DESCRIPTION OF THE TASK ->
With the images left out, print every entry that follows exactly.
[[ INPUT DATA open ]]
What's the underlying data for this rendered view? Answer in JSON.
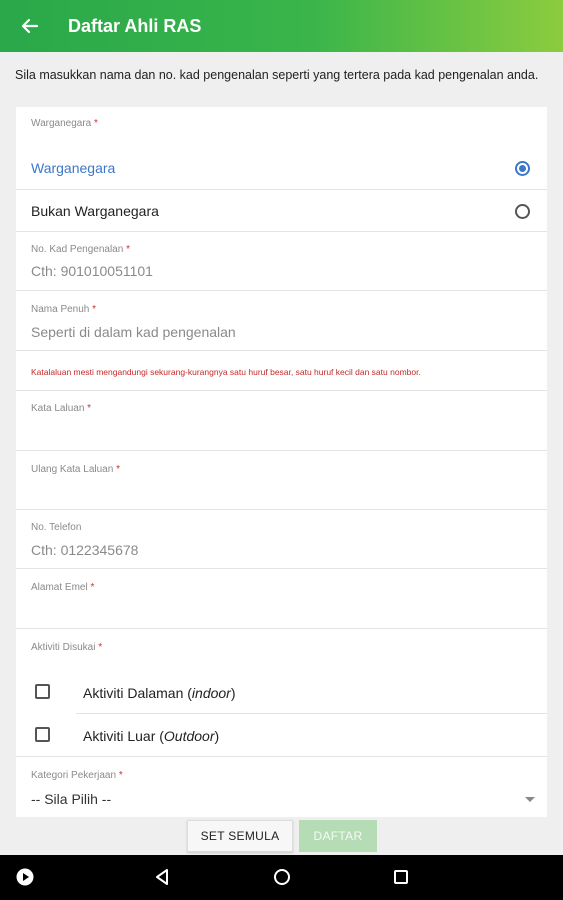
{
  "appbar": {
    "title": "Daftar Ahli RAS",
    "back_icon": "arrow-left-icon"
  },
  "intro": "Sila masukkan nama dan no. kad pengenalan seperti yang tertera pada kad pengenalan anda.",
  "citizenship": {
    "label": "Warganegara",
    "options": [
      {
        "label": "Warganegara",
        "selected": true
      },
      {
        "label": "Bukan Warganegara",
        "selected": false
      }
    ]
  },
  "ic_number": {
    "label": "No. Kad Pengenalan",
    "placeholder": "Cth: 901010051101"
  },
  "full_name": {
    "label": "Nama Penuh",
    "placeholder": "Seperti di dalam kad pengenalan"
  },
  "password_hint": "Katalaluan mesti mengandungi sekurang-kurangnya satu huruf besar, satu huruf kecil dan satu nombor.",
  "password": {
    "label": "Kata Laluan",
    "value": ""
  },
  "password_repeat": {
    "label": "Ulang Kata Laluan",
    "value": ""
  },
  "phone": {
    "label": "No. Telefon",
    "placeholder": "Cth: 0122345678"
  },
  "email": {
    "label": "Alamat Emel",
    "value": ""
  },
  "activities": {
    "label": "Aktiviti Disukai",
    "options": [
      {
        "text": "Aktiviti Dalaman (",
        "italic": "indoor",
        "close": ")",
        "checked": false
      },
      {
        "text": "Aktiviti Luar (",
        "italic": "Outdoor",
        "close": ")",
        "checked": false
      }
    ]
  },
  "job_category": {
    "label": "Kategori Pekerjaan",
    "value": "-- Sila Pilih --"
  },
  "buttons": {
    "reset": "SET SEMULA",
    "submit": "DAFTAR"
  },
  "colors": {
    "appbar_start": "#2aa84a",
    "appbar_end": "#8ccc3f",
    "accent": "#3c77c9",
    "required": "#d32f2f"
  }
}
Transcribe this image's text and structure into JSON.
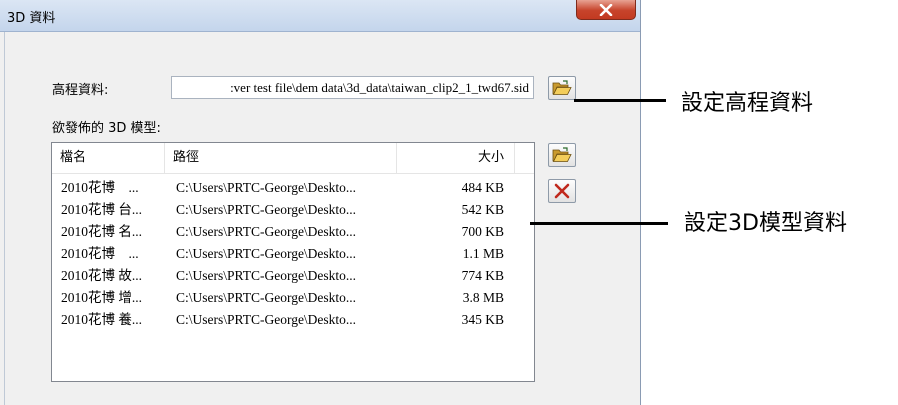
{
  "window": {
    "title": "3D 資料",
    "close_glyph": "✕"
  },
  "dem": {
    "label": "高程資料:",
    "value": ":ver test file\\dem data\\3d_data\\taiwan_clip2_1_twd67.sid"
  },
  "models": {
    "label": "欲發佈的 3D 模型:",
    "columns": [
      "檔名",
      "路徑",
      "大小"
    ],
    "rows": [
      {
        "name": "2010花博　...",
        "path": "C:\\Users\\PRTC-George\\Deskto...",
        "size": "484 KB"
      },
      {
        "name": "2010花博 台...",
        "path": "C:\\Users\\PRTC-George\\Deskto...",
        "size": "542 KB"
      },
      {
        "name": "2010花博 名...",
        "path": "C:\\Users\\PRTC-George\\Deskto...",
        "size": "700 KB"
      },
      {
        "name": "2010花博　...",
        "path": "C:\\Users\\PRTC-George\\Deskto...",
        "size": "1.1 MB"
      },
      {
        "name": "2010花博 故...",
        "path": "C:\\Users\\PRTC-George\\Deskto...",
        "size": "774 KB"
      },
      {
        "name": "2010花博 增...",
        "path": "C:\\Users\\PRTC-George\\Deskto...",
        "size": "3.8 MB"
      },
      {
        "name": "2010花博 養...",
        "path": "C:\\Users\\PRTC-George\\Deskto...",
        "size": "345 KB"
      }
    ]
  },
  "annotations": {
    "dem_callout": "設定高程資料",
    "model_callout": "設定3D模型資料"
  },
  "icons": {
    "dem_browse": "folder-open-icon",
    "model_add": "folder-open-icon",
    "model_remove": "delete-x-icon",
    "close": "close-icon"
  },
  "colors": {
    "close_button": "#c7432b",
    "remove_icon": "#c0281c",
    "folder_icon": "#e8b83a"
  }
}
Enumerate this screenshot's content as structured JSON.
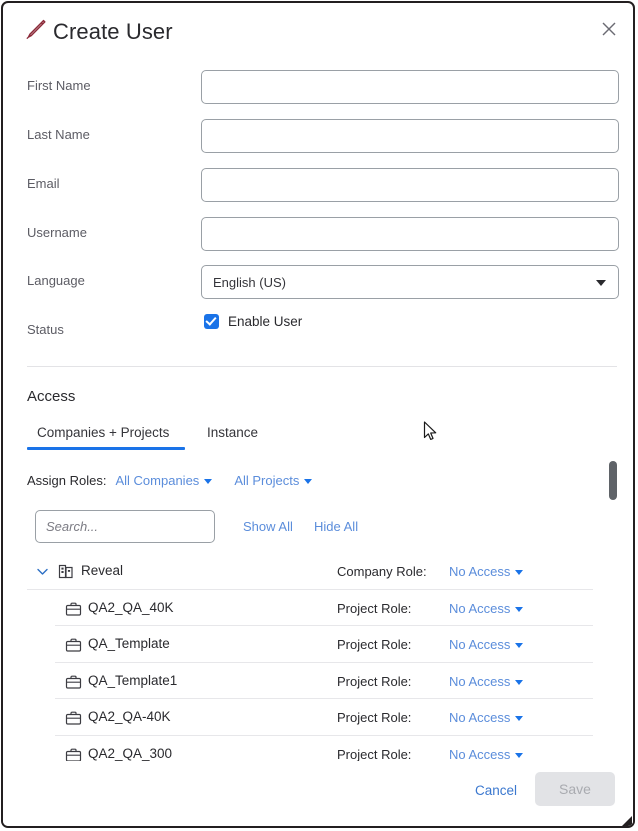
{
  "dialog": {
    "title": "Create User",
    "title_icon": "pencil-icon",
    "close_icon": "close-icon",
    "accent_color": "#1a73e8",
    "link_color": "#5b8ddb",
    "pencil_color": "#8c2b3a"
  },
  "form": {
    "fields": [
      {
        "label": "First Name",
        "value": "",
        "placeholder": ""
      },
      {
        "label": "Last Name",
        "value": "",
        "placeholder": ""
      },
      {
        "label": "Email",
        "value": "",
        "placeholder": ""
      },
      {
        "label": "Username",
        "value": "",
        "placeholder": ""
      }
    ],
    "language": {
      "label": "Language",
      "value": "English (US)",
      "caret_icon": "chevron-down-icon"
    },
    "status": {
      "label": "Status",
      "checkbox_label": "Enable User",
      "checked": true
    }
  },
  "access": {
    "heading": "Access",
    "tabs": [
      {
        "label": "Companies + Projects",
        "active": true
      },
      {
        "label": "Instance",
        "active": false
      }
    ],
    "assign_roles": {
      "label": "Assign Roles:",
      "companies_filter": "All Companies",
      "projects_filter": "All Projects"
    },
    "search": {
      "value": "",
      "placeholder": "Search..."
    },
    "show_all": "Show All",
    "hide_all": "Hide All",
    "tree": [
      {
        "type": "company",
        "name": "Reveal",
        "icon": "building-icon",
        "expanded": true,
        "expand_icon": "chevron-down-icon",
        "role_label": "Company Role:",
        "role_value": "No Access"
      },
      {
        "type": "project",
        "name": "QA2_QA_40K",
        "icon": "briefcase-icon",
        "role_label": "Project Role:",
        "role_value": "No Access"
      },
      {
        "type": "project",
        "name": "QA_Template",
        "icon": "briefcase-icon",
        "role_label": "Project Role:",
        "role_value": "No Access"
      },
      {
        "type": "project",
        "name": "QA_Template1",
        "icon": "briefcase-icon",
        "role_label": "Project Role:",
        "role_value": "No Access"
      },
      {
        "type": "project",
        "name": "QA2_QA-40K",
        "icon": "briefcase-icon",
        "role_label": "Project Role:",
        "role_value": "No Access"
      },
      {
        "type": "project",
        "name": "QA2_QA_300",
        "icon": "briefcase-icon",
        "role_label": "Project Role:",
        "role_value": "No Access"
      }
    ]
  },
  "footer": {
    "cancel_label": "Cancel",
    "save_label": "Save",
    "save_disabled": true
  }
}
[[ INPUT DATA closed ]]
TASK RESPONSE ->
What's the underlying data for this rendered view? Answer in JSON.
{
  "appbar": {
    "title": "Daftar Ahli RAS",
    "back_icon": "arrow-left-icon"
  },
  "intro": "Sila masukkan nama dan no. kad pengenalan seperti yang tertera pada kad pengenalan anda.",
  "citizenship": {
    "label": "Warganegara",
    "options": [
      {
        "label": "Warganegara",
        "selected": true
      },
      {
        "label": "Bukan Warganegara",
        "selected": false
      }
    ]
  },
  "ic_number": {
    "label": "No. Kad Pengenalan",
    "placeholder": "Cth: 901010051101"
  },
  "full_name": {
    "label": "Nama Penuh",
    "placeholder": "Seperti di dalam kad pengenalan"
  },
  "password_hint": "Katalaluan mesti mengandungi sekurang-kurangnya satu huruf besar, satu huruf kecil dan satu nombor.",
  "password": {
    "label": "Kata Laluan",
    "value": ""
  },
  "password_repeat": {
    "label": "Ulang Kata Laluan",
    "value": ""
  },
  "phone": {
    "label": "No. Telefon",
    "placeholder": "Cth: 0122345678"
  },
  "email": {
    "label": "Alamat Emel",
    "value": ""
  },
  "activities": {
    "label": "Aktiviti Disukai",
    "options": [
      {
        "text": "Aktiviti Dalaman (",
        "italic": "indoor",
        "close": ")",
        "checked": false
      },
      {
        "text": "Aktiviti Luar (",
        "italic": "Outdoor",
        "close": ")",
        "checked": false
      }
    ]
  },
  "job_category": {
    "label": "Kategori Pekerjaan",
    "value": "-- Sila Pilih --"
  },
  "buttons": {
    "reset": "SET SEMULA",
    "submit": "DAFTAR"
  },
  "colors": {
    "appbar_start": "#2aa84a",
    "appbar_end": "#8ccc3f",
    "accent": "#3c77c9",
    "required": "#d32f2f"
  }
}
Transcribe this image's text and structure into JSON.
{
  "window": {
    "title": "3D 資料",
    "close_glyph": "✕"
  },
  "dem": {
    "label": "高程資料:",
    "value": ":ver test file\\dem data\\3d_data\\taiwan_clip2_1_twd67.sid"
  },
  "models": {
    "label": "欲發佈的 3D 模型:",
    "columns": [
      "檔名",
      "路徑",
      "大小"
    ],
    "rows": [
      {
        "name": "2010花博　...",
        "path": "C:\\Users\\PRTC-George\\Deskto...",
        "size": "484 KB"
      },
      {
        "name": "2010花博 台...",
        "path": "C:\\Users\\PRTC-George\\Deskto...",
        "size": "542 KB"
      },
      {
        "name": "2010花博 名...",
        "path": "C:\\Users\\PRTC-George\\Deskto...",
        "size": "700 KB"
      },
      {
        "name": "2010花博　...",
        "path": "C:\\Users\\PRTC-George\\Deskto...",
        "size": "1.1 MB"
      },
      {
        "name": "2010花博 故...",
        "path": "C:\\Users\\PRTC-George\\Deskto...",
        "size": "774 KB"
      },
      {
        "name": "2010花博 增...",
        "path": "C:\\Users\\PRTC-George\\Deskto...",
        "size": "3.8 MB"
      },
      {
        "name": "2010花博 養...",
        "path": "C:\\Users\\PRTC-George\\Deskto...",
        "size": "345 KB"
      }
    ]
  },
  "annotations": {
    "dem_callout": "設定高程資料",
    "model_callout": "設定3D模型資料"
  },
  "icons": {
    "dem_browse": "folder-open-icon",
    "model_add": "folder-open-icon",
    "model_remove": "delete-x-icon",
    "close": "close-icon"
  },
  "colors": {
    "close_button": "#c7432b",
    "remove_icon": "#c0281c",
    "folder_icon": "#e8b83a"
  }
}
Enumerate this screenshot's content as structured JSON.
{
  "dialog": {
    "title": "Create User",
    "title_icon": "pencil-icon",
    "close_icon": "close-icon",
    "accent_color": "#1a73e8",
    "link_color": "#5b8ddb",
    "pencil_color": "#8c2b3a"
  },
  "form": {
    "fields": [
      {
        "label": "First Name",
        "value": "",
        "placeholder": ""
      },
      {
        "label": "Last Name",
        "value": "",
        "placeholder": ""
      },
      {
        "label": "Email",
        "value": "",
        "placeholder": ""
      },
      {
        "label": "Username",
        "value": "",
        "placeholder": ""
      }
    ],
    "language": {
      "label": "Language",
      "value": "English (US)",
      "caret_icon": "chevron-down-icon"
    },
    "status": {
      "label": "Status",
      "checkbox_label": "Enable User",
      "checked": true
    }
  },
  "access": {
    "heading": "Access",
    "tabs": [
      {
        "label": "Companies + Projects",
        "active": true
      },
      {
        "label": "Instance",
        "active": false
      }
    ],
    "assign_roles": {
      "label": "Assign Roles:",
      "companies_filter": "All Companies",
      "projects_filter": "All Projects"
    },
    "search": {
      "value": "",
      "placeholder": "Search..."
    },
    "show_all": "Show All",
    "hide_all": "Hide All",
    "tree": [
      {
        "type": "company",
        "name": "Reveal",
        "icon": "building-icon",
        "expanded": true,
        "expand_icon": "chevron-down-icon",
        "role_label": "Company Role:",
        "role_value": "No Access"
      },
      {
        "type": "project",
        "name": "QA2_QA_40K",
        "icon": "briefcase-icon",
        "role_label": "Project Role:",
        "role_value": "No Access"
      },
      {
        "type": "project",
        "name": "QA_Template",
        "icon": "briefcase-icon",
        "role_label": "Project Role:",
        "role_value": "No Access"
      },
      {
        "type": "project",
        "name": "QA_Template1",
        "icon": "briefcase-icon",
        "role_label": "Project Role:",
        "role_value": "No Access"
      },
      {
        "type": "project",
        "name": "QA2_QA-40K",
        "icon": "briefcase-icon",
        "role_label": "Project Role:",
        "role_value": "No Access"
      },
      {
        "type": "project",
        "name": "QA2_QA_300",
        "icon": "briefcase-icon",
        "role_label": "Project Role:",
        "role_value": "No Access"
      }
    ]
  },
  "footer": {
    "cancel_label": "Cancel",
    "save_label": "Save",
    "save_disabled": true
  }
}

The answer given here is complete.